Mental Health Awareness Week - new resources

Credit Rene Bohmer
Credit Rene Bohmer

14-20 May is Mental Health Awareness Week, an initiative to encourage discussion about and reduce stigma around mental health issues.

In response to demand from many listeners and readers, the Jesuits in Britain are taking this opportunity to offer a range of different resources about situations in which people struggle to find peace of mind and heart.

You will find content to help you explore some of the causes, effects and manifestations of anxiety, and to pray, think, learn and talk about life’s uphill struggles, whether they are associated with diagnosed mental health conditions or other circumstances.

Seven friends of Jesuits in Britain have written personal testimonies considering seven of these causes, effects and manifestations.

 

 

Addiction

   

Ageing

 

Bereavement  
 

Chronic illness

 

Depression/anxiety 

 

Insomnia  

 

Loneliness
 

Our online journal Thinking Faith has published three new articles for Mental Health Awareness Week.

Gavin T. Murphy tells his faith-filled story of living with bipolar disorder and describes how he learned to burst out in praise in the midst of great pain, with a little help from Ignatian Spirituality.

Chris Krall SJ argues that while modern neuroscience advocates the use of the imagination and attention to bodily sensations as treatments for the long-term effects of trauma, this approach is in fact nowhere near as novel as it might sound. Very similar ideas can be found in the 16th century Spiritual Exercises of St Ignatius Loyola, who celebrated the power of imaginative contemplation and the application of the senses.
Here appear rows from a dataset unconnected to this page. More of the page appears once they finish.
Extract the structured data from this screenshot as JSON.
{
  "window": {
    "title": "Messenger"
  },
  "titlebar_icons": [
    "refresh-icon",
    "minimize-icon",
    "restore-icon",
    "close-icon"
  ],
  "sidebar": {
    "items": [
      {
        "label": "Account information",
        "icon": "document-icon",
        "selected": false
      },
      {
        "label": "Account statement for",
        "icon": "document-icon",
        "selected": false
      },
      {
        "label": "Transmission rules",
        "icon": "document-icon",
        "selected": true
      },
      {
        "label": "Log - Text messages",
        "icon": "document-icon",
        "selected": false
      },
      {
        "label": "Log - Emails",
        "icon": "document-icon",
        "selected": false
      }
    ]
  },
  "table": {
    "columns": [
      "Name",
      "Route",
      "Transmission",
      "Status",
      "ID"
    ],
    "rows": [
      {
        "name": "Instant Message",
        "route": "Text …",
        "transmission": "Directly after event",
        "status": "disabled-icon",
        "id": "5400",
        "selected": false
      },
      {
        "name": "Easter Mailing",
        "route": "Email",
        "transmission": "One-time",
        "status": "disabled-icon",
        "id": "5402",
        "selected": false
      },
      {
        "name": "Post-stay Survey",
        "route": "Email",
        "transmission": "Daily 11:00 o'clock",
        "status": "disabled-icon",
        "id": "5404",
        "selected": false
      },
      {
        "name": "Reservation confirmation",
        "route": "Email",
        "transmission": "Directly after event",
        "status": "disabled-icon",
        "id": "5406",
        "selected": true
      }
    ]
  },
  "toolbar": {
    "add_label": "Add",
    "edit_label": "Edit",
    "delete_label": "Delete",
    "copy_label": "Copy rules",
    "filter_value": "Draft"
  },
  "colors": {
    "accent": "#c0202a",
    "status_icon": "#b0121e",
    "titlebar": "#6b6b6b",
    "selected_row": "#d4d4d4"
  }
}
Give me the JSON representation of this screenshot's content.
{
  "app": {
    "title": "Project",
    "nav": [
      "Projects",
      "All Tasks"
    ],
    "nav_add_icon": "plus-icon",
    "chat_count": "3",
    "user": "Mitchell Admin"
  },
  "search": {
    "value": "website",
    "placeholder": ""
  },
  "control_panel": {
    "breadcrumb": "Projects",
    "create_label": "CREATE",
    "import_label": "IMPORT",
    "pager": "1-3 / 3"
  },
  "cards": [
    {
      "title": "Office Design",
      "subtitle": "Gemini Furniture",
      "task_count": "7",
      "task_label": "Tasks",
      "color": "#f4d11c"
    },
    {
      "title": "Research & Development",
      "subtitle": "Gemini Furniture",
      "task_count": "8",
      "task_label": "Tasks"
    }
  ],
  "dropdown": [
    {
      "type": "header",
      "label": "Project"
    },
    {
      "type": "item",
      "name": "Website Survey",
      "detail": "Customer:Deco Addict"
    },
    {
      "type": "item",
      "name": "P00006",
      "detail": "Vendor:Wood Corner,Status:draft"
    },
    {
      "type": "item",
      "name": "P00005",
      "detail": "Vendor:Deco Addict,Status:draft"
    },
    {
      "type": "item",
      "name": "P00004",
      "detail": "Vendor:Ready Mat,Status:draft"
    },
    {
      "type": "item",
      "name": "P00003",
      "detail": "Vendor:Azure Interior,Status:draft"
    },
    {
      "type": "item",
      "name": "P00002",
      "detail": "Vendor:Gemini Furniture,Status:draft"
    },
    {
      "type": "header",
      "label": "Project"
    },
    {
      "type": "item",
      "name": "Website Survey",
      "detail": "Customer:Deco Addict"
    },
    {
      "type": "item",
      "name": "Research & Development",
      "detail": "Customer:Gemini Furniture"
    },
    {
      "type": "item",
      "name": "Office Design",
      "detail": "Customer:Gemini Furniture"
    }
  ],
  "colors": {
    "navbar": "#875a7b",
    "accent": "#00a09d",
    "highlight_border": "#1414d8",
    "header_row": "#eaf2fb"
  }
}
Roger Dawson SJ considers how the Spiritual Exercises of Ignatius Loyola might be a framework through which we can counteract the problem of ‘cognitive overload’ that can be characteristic of modern life. Is there such a thing as too much freedom and if so, how much damage can it do?

With this and other material we will be considering ideas, offering prayerful support and sharing experiences. However, we encourage you to seek professional help if you are concerned about yourself or somebody else.